-------- SOURCE INFORMATION
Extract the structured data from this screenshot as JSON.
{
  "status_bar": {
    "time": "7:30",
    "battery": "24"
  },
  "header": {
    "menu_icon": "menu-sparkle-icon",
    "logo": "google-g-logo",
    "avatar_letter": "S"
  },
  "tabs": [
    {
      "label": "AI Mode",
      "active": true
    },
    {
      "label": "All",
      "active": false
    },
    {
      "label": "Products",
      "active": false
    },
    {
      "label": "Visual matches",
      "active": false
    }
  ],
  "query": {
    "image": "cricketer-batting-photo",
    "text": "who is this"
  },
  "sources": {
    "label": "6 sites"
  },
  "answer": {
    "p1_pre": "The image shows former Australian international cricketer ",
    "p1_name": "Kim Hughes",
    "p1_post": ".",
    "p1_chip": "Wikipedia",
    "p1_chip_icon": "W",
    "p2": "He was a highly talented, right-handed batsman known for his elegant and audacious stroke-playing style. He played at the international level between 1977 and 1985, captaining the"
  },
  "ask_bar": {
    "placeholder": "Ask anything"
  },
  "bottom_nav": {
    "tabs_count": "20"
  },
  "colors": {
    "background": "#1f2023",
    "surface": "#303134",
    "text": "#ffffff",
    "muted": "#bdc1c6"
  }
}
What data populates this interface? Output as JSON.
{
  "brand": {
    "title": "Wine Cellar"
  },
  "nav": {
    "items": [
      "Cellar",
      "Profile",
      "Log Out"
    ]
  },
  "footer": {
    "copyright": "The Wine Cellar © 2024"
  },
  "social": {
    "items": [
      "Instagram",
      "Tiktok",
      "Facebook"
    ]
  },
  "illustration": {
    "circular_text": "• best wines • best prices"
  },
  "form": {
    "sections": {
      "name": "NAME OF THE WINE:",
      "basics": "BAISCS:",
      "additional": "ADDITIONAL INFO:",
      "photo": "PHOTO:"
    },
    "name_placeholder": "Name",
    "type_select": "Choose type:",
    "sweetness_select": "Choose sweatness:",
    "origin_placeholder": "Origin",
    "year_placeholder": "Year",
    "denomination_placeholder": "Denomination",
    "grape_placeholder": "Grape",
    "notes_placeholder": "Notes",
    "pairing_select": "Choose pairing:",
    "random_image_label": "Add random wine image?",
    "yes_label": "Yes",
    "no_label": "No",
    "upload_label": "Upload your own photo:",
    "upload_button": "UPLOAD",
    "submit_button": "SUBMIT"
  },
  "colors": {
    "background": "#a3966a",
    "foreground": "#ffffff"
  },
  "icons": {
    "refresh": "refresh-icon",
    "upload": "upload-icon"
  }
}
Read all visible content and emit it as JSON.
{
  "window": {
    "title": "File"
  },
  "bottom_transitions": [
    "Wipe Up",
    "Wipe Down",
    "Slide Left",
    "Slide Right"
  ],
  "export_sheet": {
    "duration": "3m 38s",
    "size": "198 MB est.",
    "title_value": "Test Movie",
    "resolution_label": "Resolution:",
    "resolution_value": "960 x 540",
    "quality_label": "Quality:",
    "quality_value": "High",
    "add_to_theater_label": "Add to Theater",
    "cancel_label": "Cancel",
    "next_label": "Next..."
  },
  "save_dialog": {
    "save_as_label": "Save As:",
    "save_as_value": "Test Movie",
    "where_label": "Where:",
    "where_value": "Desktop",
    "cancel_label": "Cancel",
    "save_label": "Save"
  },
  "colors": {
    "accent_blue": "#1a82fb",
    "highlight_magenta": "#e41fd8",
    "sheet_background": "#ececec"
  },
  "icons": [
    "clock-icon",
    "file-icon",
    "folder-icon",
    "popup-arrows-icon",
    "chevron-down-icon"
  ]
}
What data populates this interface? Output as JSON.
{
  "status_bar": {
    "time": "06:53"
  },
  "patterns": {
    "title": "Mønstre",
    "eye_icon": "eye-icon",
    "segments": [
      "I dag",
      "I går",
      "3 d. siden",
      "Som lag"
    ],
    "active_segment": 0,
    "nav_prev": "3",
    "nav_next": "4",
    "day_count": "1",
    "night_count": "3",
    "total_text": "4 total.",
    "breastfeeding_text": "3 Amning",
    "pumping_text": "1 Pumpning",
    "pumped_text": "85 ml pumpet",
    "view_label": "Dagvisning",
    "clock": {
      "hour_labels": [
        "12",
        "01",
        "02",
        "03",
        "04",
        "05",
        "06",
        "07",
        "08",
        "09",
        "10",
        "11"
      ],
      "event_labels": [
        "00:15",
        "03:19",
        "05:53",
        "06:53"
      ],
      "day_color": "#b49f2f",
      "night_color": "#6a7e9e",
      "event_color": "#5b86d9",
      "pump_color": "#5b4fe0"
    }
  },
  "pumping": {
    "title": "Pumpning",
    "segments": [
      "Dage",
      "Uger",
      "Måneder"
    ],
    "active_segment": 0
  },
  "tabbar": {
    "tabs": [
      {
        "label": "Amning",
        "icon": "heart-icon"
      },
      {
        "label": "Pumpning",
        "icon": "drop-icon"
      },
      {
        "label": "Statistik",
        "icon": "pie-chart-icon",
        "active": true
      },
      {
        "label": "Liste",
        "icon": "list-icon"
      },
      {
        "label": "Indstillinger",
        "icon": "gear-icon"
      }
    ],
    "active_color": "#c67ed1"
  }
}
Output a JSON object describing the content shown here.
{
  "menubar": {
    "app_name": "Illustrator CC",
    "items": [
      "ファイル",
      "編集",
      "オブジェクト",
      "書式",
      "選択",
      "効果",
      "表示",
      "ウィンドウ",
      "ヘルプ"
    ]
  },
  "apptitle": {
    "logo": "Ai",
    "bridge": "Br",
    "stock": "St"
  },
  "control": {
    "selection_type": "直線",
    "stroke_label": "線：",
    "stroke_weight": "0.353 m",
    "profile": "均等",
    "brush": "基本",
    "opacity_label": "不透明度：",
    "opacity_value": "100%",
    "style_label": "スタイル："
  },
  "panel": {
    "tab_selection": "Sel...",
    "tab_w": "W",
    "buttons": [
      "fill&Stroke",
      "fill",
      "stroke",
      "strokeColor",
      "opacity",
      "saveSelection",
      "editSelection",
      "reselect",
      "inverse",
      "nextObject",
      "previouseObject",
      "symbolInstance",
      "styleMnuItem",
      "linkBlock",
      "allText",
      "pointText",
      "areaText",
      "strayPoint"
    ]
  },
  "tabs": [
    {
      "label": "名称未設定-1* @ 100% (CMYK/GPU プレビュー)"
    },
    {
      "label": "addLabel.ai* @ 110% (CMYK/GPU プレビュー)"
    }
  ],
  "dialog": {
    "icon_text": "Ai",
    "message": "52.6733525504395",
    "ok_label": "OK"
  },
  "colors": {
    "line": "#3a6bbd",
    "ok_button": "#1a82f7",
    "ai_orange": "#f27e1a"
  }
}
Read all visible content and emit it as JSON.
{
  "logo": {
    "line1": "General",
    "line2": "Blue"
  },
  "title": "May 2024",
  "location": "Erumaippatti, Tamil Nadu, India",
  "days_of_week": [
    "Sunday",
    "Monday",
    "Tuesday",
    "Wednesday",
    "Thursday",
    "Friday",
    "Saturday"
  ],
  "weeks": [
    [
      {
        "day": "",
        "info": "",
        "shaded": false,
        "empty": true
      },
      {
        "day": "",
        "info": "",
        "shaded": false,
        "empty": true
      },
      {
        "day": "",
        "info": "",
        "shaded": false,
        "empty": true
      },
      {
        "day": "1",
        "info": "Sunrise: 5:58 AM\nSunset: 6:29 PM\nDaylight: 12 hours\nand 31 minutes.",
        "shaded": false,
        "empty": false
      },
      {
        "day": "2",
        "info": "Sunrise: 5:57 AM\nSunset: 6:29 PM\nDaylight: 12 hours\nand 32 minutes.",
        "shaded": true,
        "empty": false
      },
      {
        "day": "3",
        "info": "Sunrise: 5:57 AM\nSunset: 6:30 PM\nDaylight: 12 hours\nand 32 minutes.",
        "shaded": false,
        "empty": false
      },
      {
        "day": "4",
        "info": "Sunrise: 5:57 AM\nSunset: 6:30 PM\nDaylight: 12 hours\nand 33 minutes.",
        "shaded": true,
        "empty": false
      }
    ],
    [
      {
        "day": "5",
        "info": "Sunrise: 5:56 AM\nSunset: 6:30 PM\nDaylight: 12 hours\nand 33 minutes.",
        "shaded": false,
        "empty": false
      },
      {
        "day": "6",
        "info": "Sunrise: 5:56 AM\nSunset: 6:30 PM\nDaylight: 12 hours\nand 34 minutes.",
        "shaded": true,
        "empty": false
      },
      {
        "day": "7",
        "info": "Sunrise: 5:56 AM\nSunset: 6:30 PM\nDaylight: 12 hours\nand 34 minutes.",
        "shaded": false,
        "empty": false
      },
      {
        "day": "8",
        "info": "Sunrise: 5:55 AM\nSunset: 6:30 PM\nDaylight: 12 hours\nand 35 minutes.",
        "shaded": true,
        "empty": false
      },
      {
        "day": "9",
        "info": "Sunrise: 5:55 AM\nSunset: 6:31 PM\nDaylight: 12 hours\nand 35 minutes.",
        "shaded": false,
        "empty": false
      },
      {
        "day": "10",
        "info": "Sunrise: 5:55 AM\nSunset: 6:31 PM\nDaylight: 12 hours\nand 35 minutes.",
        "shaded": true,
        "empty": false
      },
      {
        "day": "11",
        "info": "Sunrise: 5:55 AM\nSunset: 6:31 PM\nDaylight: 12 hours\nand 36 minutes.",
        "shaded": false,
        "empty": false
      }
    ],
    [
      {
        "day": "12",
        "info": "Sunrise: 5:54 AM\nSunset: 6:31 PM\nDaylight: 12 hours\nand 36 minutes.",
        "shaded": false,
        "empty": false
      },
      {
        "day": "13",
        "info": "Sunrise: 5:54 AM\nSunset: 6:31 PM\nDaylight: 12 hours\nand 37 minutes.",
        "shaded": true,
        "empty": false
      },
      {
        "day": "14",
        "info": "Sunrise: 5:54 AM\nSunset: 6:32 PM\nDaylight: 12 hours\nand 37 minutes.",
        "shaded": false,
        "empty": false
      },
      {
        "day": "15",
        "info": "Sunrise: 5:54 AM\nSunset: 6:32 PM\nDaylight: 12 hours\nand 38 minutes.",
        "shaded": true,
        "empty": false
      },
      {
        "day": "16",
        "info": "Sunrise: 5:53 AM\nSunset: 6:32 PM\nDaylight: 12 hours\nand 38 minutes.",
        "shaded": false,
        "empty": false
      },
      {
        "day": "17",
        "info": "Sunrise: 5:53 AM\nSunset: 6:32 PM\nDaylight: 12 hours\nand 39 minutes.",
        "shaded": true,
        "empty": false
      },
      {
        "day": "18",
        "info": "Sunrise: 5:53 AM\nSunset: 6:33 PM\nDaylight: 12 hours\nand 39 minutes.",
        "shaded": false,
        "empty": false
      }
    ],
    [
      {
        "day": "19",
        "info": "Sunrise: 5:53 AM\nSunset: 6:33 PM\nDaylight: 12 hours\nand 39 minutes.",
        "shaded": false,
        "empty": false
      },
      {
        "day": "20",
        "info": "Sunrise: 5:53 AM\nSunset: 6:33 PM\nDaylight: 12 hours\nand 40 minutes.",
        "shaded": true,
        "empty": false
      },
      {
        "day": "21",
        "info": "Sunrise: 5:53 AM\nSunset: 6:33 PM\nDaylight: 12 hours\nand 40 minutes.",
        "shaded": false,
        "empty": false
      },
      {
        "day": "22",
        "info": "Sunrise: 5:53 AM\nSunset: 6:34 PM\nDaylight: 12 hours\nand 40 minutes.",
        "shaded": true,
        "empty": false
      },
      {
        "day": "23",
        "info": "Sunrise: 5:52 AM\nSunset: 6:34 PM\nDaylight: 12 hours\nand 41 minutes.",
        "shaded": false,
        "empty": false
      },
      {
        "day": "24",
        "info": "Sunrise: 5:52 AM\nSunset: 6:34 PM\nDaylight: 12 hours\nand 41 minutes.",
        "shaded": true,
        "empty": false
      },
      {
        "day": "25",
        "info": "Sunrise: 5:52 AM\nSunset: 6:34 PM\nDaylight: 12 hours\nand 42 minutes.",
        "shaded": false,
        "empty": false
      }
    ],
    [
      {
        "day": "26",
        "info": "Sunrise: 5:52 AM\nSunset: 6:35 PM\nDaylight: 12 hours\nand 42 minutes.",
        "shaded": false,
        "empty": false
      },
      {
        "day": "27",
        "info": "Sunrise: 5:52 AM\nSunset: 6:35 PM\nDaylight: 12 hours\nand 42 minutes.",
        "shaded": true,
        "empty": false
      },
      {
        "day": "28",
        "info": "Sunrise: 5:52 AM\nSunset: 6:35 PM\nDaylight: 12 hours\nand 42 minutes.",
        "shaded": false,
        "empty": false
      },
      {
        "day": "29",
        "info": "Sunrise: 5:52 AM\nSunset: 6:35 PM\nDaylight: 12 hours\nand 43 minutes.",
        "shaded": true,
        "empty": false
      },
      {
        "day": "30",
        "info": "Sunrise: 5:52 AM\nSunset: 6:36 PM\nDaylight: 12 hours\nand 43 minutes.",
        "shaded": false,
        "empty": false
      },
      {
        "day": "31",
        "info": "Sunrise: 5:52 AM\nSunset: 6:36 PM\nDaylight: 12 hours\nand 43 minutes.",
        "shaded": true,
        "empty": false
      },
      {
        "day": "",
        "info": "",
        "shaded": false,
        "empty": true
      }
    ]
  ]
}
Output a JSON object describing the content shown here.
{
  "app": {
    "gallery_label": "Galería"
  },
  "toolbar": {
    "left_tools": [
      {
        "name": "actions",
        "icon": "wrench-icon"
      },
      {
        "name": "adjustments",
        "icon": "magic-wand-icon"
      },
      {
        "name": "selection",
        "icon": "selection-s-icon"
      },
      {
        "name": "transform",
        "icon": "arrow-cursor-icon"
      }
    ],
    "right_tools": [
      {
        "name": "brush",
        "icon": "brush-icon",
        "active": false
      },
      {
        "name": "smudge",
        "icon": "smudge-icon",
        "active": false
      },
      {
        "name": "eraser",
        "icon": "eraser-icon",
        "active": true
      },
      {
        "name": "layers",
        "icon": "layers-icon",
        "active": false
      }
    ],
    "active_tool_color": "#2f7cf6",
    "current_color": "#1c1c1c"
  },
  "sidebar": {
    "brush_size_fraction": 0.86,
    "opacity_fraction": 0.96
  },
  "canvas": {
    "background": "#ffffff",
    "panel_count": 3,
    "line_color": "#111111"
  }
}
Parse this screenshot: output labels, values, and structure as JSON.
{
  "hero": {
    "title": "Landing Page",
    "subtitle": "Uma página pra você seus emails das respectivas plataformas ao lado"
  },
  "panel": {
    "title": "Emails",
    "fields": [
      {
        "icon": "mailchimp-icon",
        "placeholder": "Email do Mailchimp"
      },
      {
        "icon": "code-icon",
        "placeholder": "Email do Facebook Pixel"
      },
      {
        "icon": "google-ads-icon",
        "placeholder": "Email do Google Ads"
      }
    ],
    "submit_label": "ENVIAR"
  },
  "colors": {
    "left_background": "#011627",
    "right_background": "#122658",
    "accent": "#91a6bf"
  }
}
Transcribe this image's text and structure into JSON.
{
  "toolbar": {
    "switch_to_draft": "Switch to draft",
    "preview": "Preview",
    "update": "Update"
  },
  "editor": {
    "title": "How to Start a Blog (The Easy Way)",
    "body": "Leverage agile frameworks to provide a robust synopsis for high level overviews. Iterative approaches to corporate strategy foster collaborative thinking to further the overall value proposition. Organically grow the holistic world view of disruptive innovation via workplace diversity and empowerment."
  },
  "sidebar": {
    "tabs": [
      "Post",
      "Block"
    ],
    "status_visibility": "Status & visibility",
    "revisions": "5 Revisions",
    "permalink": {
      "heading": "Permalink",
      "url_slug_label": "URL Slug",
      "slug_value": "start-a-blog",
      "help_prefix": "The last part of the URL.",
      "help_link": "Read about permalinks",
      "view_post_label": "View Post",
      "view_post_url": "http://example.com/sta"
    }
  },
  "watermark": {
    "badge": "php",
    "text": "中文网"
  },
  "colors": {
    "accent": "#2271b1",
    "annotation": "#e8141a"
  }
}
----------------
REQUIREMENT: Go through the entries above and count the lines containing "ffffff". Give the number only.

WRITTEN ANSWER: 3